We address these issues specifically as they relate to the UK context. As the activities of the early UK MOOC innovators extend and start to become mainstream (via new iterations of existing MOOCs; the launch of the UK MOOC platform FutureLearn, privately owned by the Open University and involving 29 mainly UK-based institutions as partners; the expansion of existing platform partnerships; and the emergence of new platform options), there is value in offering a portrait of ‘where we are now’ at this turning point for MOOC engagement within UK higher education.
The rport has four sections:
- An overview of the UK MOOC landscape
- A review of key published and grey literatures on MOOC pedagogy
- UK MOOC snapshots
There main three conclusions are:
- MOOCs are multiple: UK MOOCs have multiple pedagogic forms and intentions,and we can no longer define them as a single ‘transformative’ entity. Broad-brushdescriptions of MOOC pedagogy in terms of a cMOOC/xMOOC binary are no longer representative or particularly useful. A more nuanced approach toinstitutional thinking around MOOCs is now needed: one which takes account of an analysis of MOOC pedagogy at a micro level of individual course design.

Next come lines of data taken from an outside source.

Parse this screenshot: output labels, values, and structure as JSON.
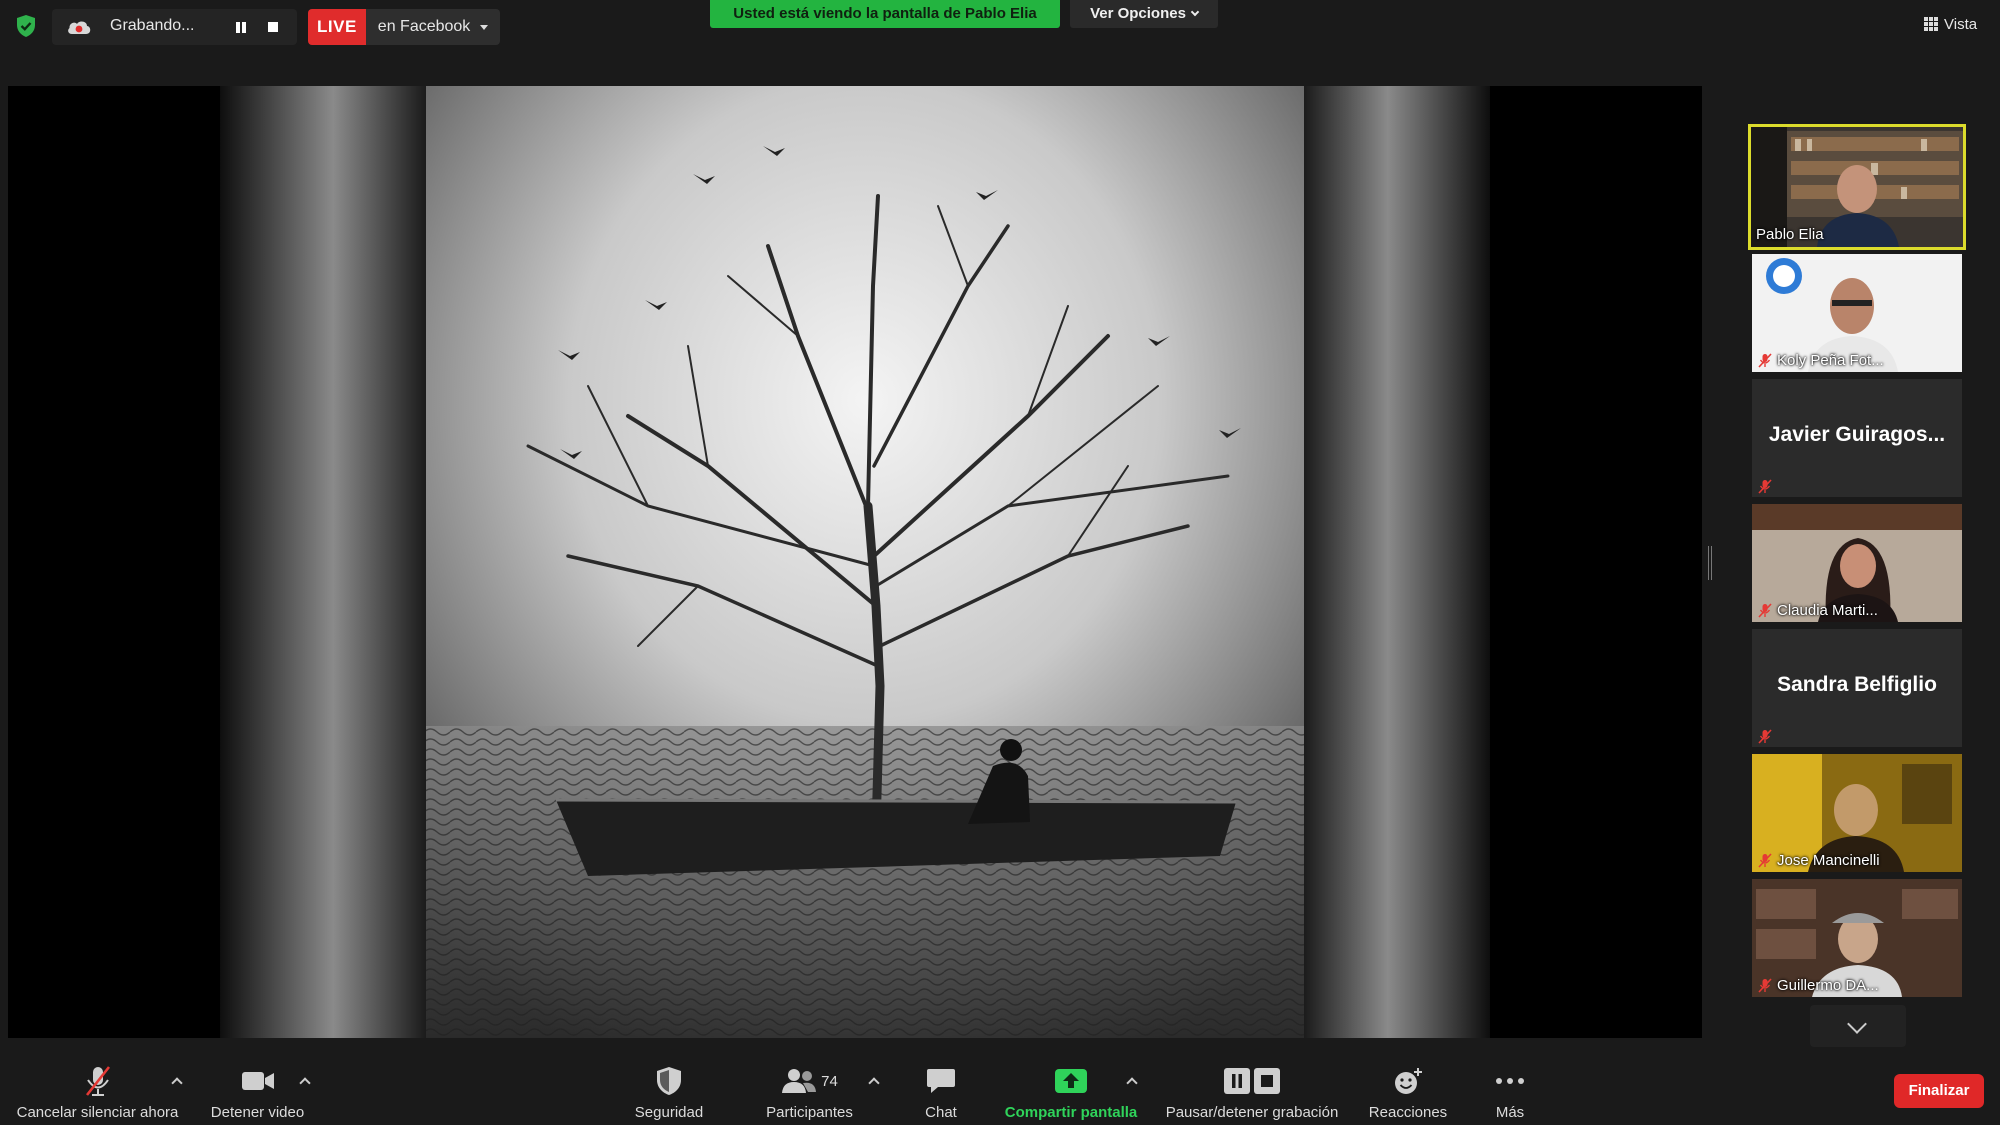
{
  "app": {
    "recording_label": "Grabando...",
    "live_badge": "LIVE",
    "live_destination": "en Facebook",
    "share_banner": "Usted está viendo la pantalla de Pablo Elia",
    "view_options": "Ver Opciones",
    "view_label": "Vista"
  },
  "icons": {
    "security_status": "shield-check-icon",
    "recording": "cloud-record-icon",
    "view": "grid-icon"
  },
  "colors": {
    "live_red": "#e02c2c",
    "share_green": "#23b440",
    "active_speaker_border": "#dcdc2c",
    "end_button": "#e02828"
  },
  "participants": {
    "tiles": [
      {
        "name": "Pablo Elia",
        "active": true,
        "video": true,
        "muted": false
      },
      {
        "name": "Koly Peña Fot...",
        "active": false,
        "video": true,
        "muted": true
      },
      {
        "name": "Javier  Guiragos...",
        "active": false,
        "video": false,
        "muted": true
      },
      {
        "name": "Claudia Marti...",
        "active": false,
        "video": true,
        "muted": true
      },
      {
        "name": "Sandra Belfiglio",
        "active": false,
        "video": false,
        "muted": true
      },
      {
        "name": "Jose Mancinelli",
        "active": false,
        "video": true,
        "muted": true
      },
      {
        "name": "Guillermo DA...",
        "active": false,
        "video": true,
        "muted": true
      }
    ]
  },
  "toolbar": {
    "unmute": "Cancelar silenciar ahora",
    "stop_video": "Detener video",
    "security": "Seguridad",
    "participants": "Participantes",
    "participants_count": "74",
    "chat": "Chat",
    "share_screen": "Compartir pantalla",
    "pause_stop_recording": "Pausar/detener grabación",
    "reactions": "Reacciones",
    "more": "Más",
    "end": "Finalizar"
  }
}
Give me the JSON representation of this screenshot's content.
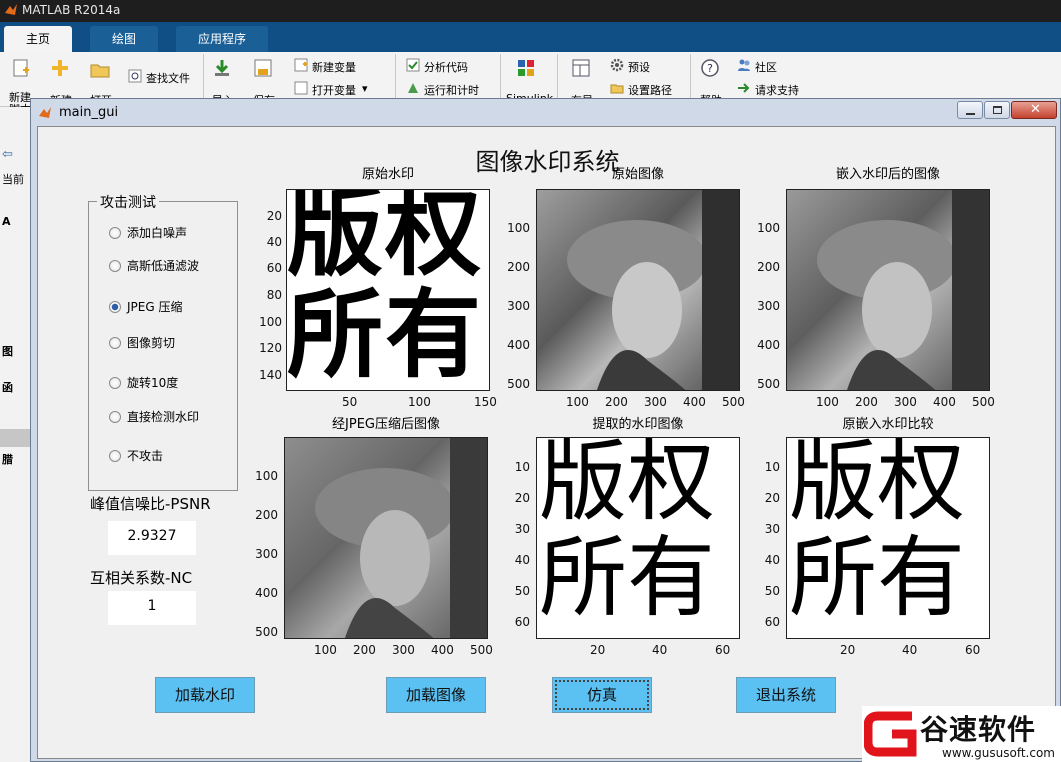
{
  "app": {
    "title": "MATLAB R2014a"
  },
  "ribbon": {
    "tabs": [
      "主页",
      "绘图",
      "应用程序"
    ],
    "items": {
      "new_script": "新建\n脚本",
      "new": "新建",
      "open": "打开",
      "find_files": "查找文件",
      "import": "导入",
      "save": "保存",
      "new_variable": "新建变量",
      "open_variable": "打开变量",
      "analyze_code": "分析代码",
      "run_time": "运行和计时",
      "simulink": "Simulink",
      "layout": "布局",
      "preferences": "预设",
      "set_path": "设置路径",
      "help": "帮助",
      "community": "社区",
      "request_support": "请求支持"
    }
  },
  "side": {
    "current": "当前",
    "a": "A",
    "fig": "图",
    "fn": "函",
    "bad": "腊"
  },
  "window": {
    "title": "main_gui"
  },
  "gui": {
    "heading": "图像水印系统",
    "attack_group": "攻击测试",
    "radios": [
      {
        "label": "添加白噪声",
        "selected": false
      },
      {
        "label": "高斯低通滤波",
        "selected": false
      },
      {
        "label": "JPEG 压缩",
        "selected": true
      },
      {
        "label": "图像剪切",
        "selected": false
      },
      {
        "label": "旋转10度",
        "selected": false
      },
      {
        "label": "直接检测水印",
        "selected": false
      },
      {
        "label": "不攻击",
        "selected": false
      }
    ],
    "psnr_label": "峰值信噪比-PSNR",
    "psnr_value": "2.9327",
    "nc_label": "互相关系数-NC",
    "nc_value": "1",
    "buttons": [
      "加载水印",
      "加载图像",
      "仿真",
      "退出系统"
    ],
    "axes": [
      {
        "title": "原始水印",
        "yticks": [
          "20",
          "40",
          "60",
          "80",
          "100",
          "120",
          "140"
        ],
        "xticks": [
          "50",
          "100",
          "150"
        ]
      },
      {
        "title": "原始图像",
        "yticks": [
          "100",
          "200",
          "300",
          "400",
          "500"
        ],
        "xticks": [
          "100",
          "200",
          "300",
          "400",
          "500"
        ]
      },
      {
        "title": "嵌入水印后的图像",
        "yticks": [
          "100",
          "200",
          "300",
          "400",
          "500"
        ],
        "xticks": [
          "100",
          "200",
          "300",
          "400",
          "500"
        ]
      },
      {
        "title": "经JPEG压缩后图像",
        "yticks": [
          "100",
          "200",
          "300",
          "400",
          "500"
        ],
        "xticks": [
          "100",
          "200",
          "300",
          "400",
          "500"
        ]
      },
      {
        "title": "提取的水印图像",
        "yticks": [
          "10",
          "20",
          "30",
          "40",
          "50",
          "60"
        ],
        "xticks": [
          "20",
          "40",
          "60"
        ]
      },
      {
        "title": "原嵌入水印比较",
        "yticks": [
          "10",
          "20",
          "30",
          "40",
          "50",
          "60"
        ],
        "xticks": [
          "20",
          "40",
          "60"
        ]
      }
    ],
    "watermark_text": [
      "版",
      "权",
      "所",
      "有"
    ]
  },
  "logo": {
    "brand": "谷速软件",
    "url": "www.gususoft.com"
  }
}
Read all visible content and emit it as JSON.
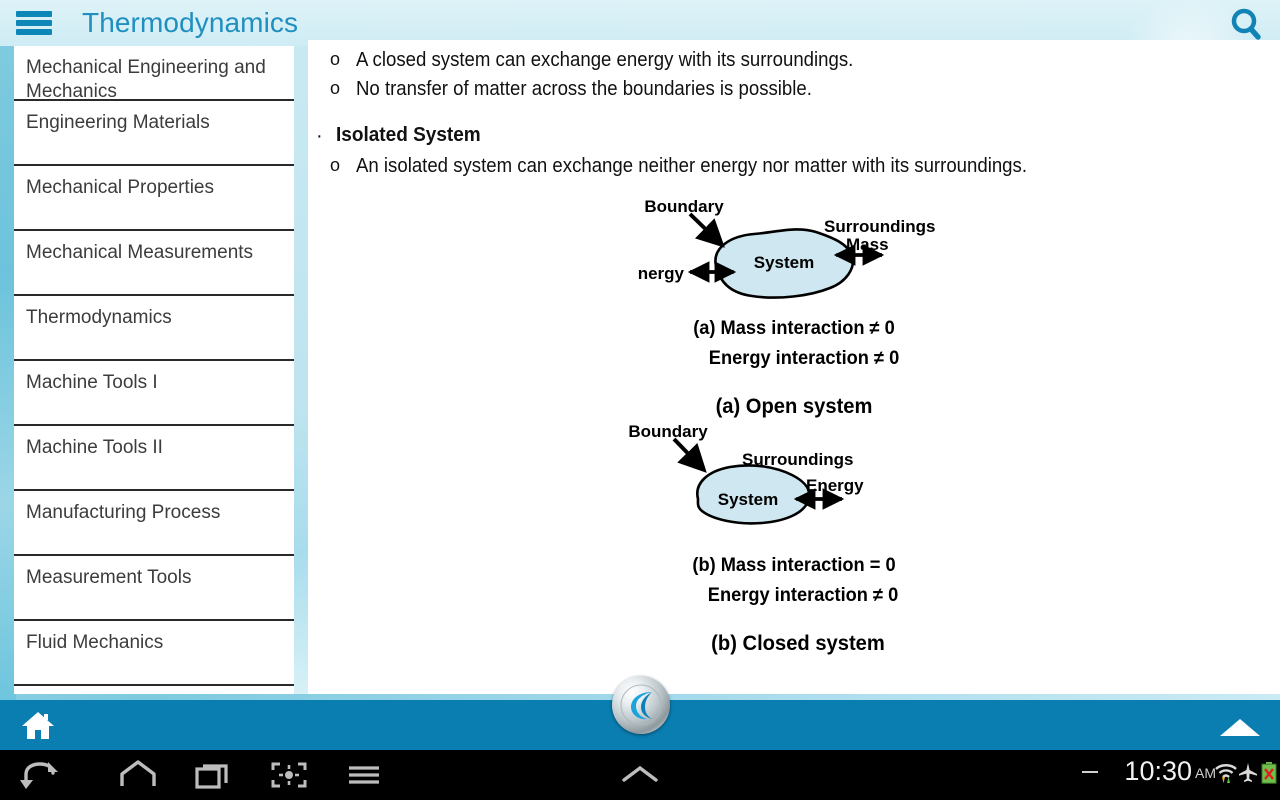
{
  "header": {
    "title": "Thermodynamics",
    "menu_icon": "hamburger-icon",
    "search_icon": "search-icon"
  },
  "sidebar": {
    "items": [
      {
        "label": "Mechanical Engineering and Mechanics"
      },
      {
        "label": "Engineering Materials"
      },
      {
        "label": "Mechanical Properties"
      },
      {
        "label": "Mechanical Measurements"
      },
      {
        "label": "Thermodynamics"
      },
      {
        "label": "Machine Tools I"
      },
      {
        "label": "Machine Tools II"
      },
      {
        "label": "Manufacturing Process"
      },
      {
        "label": "Measurement Tools"
      },
      {
        "label": "Fluid Mechanics"
      }
    ]
  },
  "content": {
    "bullet_marker": "o",
    "section_marker": "·",
    "closed_bullets": [
      "A closed system can exchange energy with its surroundings.",
      "No transfer of matter across the boundaries is possible."
    ],
    "isolated_heading": "Isolated System",
    "isolated_bullets": [
      "An isolated system can exchange neither energy nor matter with its surroundings."
    ],
    "figure_a": {
      "boundary_label": "Boundary",
      "surroundings_label": "Surroundings",
      "system_label": "System",
      "energy_label": "Energy",
      "mass_label": "Mass",
      "caption_line1": "(a) Mass interaction ≠ 0",
      "caption_line2": "Energy interaction ≠ 0",
      "caption_title": "(a) Open system",
      "blob_fill": "#cfe7f0"
    },
    "figure_b": {
      "boundary_label": "Boundary",
      "surroundings_label": "Surroundings",
      "system_label": "System",
      "energy_label": "Energy",
      "caption_line1": "(b) Mass interaction = 0",
      "caption_line2": "Energy interaction ≠ 0",
      "caption_title": "(b) Closed system",
      "blob_fill": "#cfe7f0"
    }
  },
  "bottom_bar": {
    "home_icon": "home-icon",
    "logo_icon": "app-logo-icon",
    "expand_icon": "chevron-up-icon",
    "accent_color": "#0a7db1"
  },
  "navbar": {
    "back_icon": "back-arrow-icon",
    "home_icon": "home-outline-icon",
    "recents_icon": "recent-apps-icon",
    "screenshot_icon": "screenshot-icon",
    "menu_icon": "menu-icon",
    "up_icon": "chevron-up-icon",
    "clock": "10:30",
    "clock_period": "AM",
    "wifi_icon": "wifi-icon",
    "airplane_icon": "airplane-mode-icon",
    "battery_icon": "battery-error-icon"
  }
}
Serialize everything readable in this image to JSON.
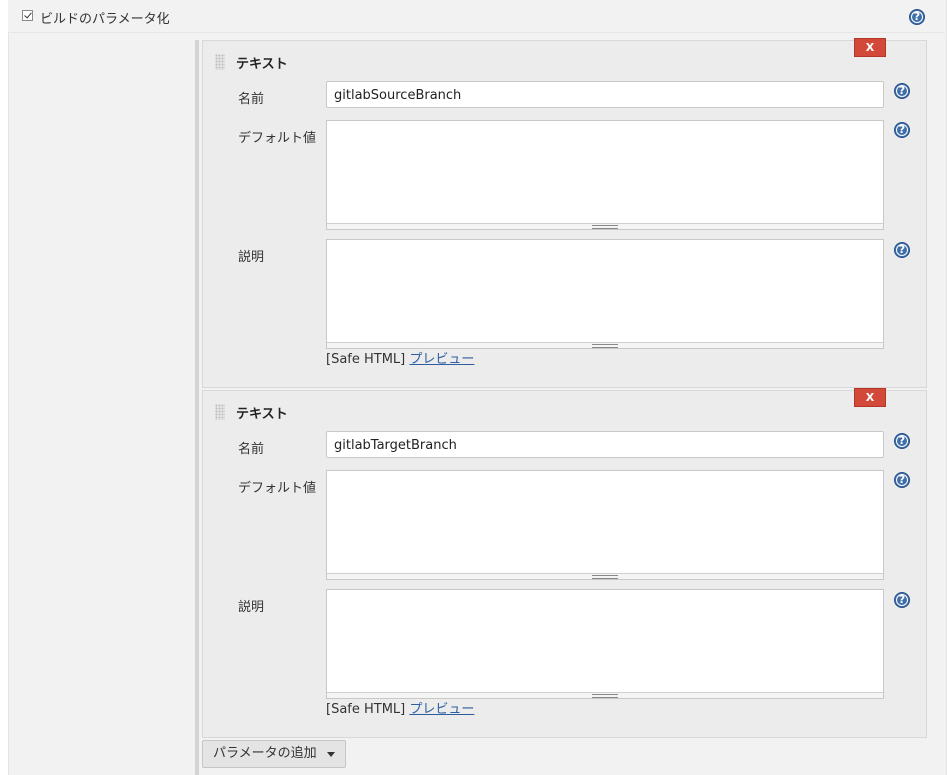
{
  "section": {
    "checkbox_label": "ビルドのパラメータ化",
    "checked": true
  },
  "parameters": [
    {
      "type_label": "テキスト",
      "remove_label": "X",
      "name_label": "名前",
      "name_value": "gitlabSourceBranch",
      "default_label": "デフォルト値",
      "default_value": "",
      "description_label": "説明",
      "description_value": "",
      "safe_html_label": "[Safe HTML]",
      "preview_label": "プレビュー"
    },
    {
      "type_label": "テキスト",
      "remove_label": "X",
      "name_label": "名前",
      "name_value": "gitlabTargetBranch",
      "default_label": "デフォルト値",
      "default_value": "",
      "description_label": "説明",
      "description_value": "",
      "safe_html_label": "[Safe HTML]",
      "preview_label": "プレビュー"
    }
  ],
  "add_parameter_label": "パラメータの追加",
  "help_glyph": "?",
  "colors": {
    "remove_button": "#d24939",
    "help_icon": "#3f6faa",
    "link": "#2c5ea0"
  }
}
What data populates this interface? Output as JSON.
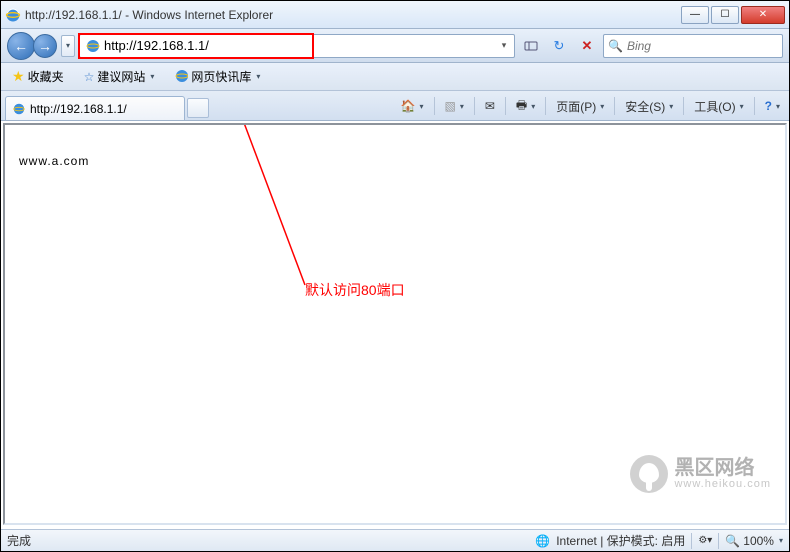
{
  "window": {
    "title": "http://192.168.1.1/ - Windows Internet Explorer"
  },
  "address": {
    "url": "http://192.168.1.1/",
    "search_engine": "Bing",
    "search_placeholder": "Bing"
  },
  "favorites": {
    "label": "收藏夹",
    "suggested": "建议网站",
    "slice": "网页快讯库"
  },
  "tabs": [
    {
      "title": "http://192.168.1.1/"
    }
  ],
  "commands": {
    "home": "主页",
    "feeds": "源",
    "mail": "阅读邮件",
    "print": "打印",
    "page": "页面(P)",
    "safety": "安全(S)",
    "tools": "工具(O)",
    "help": "帮助"
  },
  "page_body": {
    "heading": "www.a.com"
  },
  "annotation": {
    "text": "默认访问80端口"
  },
  "status": {
    "done": "完成",
    "zone": "Internet | 保护模式: 启用",
    "zoom": "100%"
  },
  "watermark": {
    "cn": "黑区网络",
    "en": "www.heikou.com"
  }
}
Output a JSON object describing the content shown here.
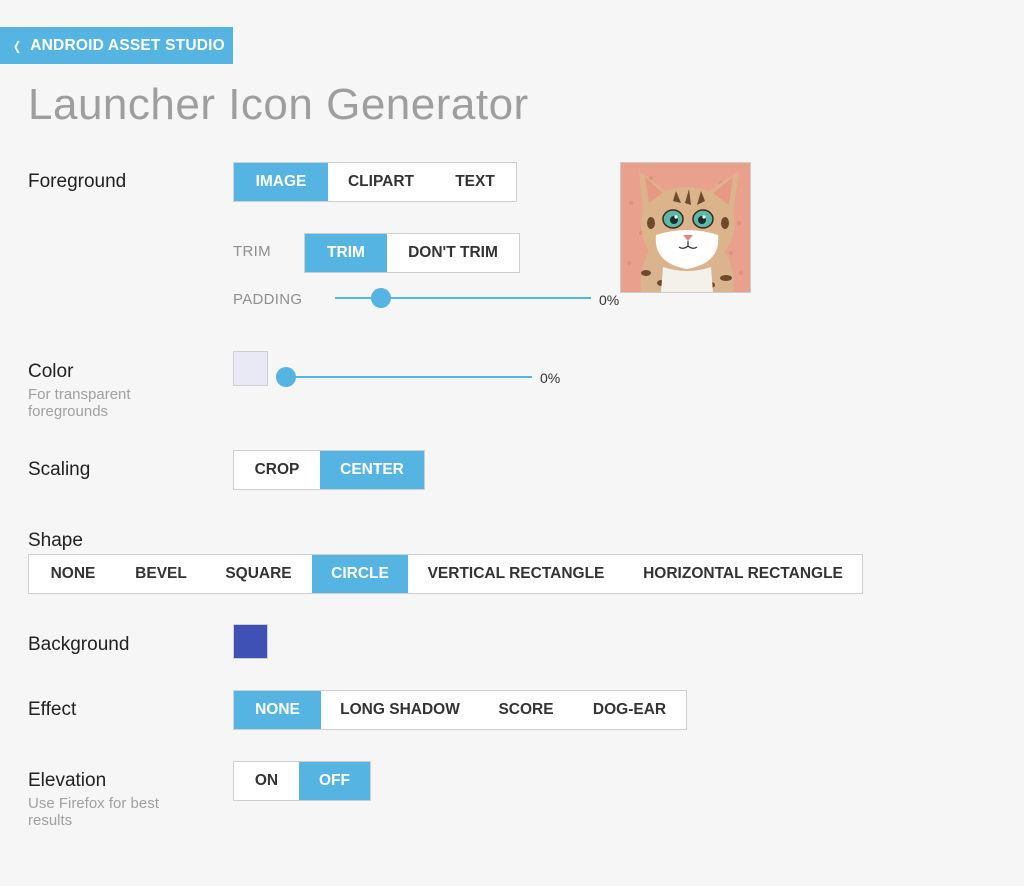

- MOOC pedagogy is not embedded in MOOC platforms, but is negotiated and emergent. Multiple social and material influences converge when MOOC pedagogy is enacted: teacher preferences and beliefs, disciplinary influences, patterns of learner expectation and engagement, and other contextual factors such as institutional teaching culture or the desire to generate analytics. We need to give greater attention to MOOC pedagogy as a socio-material and discipline-informed issue.
- ‘The teacher’ persists in the MOOC. Though MOOC teaching functions are often disaggregated and delegated to automated processes and community-based social learning, the place and visibility of the teacher remain of central importance. MOOC teaching is high visibility, high risk and dependent on significant intellectual, emotional and time commitment from academics and the professionals who work alongside them.
Some remarks about the report that I noticed:
- Although the number of UK universities is large (24), there are only a couple of universities that offer more than one or two. (see page 13)
- I agree that we should move away from the cMOOC/xMOOC simplification. We should move towards more nuanced and microlevel discussion of exactly what is going on in different kinds of MOOCs.
- The role of the teacher in a MOOC is much more than appearing in the video. There hasn't been much research on the effects of the activities of the teacher in a MOOC.
- I agree with the notion that people might sign up for a course not intending to complete the assessments is one that is unfamiliar to fee-charging institutions, but it is extremely
common in free courses where the barrier to entry is usually as low as clicking a registration button and entering an email address. In such a context, new measures of success and quality are required, because participant behaviours and intentions are so diverse.
- Although the report addresses the openness of Coursera, it doesn't mention the same limiting conditions of the UK platform FutureLearn. (the report itself is also copyright protected)
No feedback yet
Form is loading...